### Records excerpted from a collection
####

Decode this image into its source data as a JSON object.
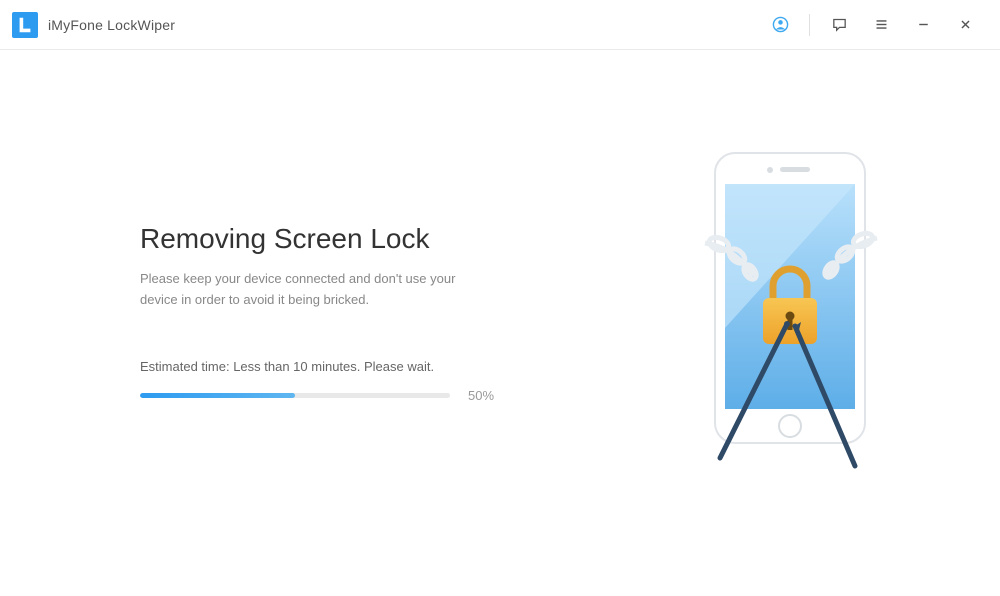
{
  "app": {
    "title": "iMyFone LockWiper"
  },
  "main": {
    "heading": "Removing Screen Lock",
    "subtext": "Please keep your device connected and don't use your device in order to avoid it being bricked.",
    "estimate": "Estimated time: Less than 10 minutes. Please wait.",
    "progress_percent": 50,
    "progress_label": "50%"
  },
  "colors": {
    "accent": "#2d9bf0",
    "lock_yellow": "#f5b93e",
    "lock_orange": "#e89b1c"
  }
}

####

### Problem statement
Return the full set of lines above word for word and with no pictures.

### Task result
Decode this image into its source data as a JSON object.
{
  "app": {
    "title": "iMyFone LockWiper"
  },
  "main": {
    "heading": "Removing Screen Lock",
    "subtext": "Please keep your device connected and don't use your device in order to avoid it being bricked.",
    "estimate": "Estimated time: Less than 10 minutes. Please wait.",
    "progress_percent": 50,
    "progress_label": "50%"
  },
  "colors": {
    "accent": "#2d9bf0",
    "lock_yellow": "#f5b93e",
    "lock_orange": "#e89b1c"
  }
}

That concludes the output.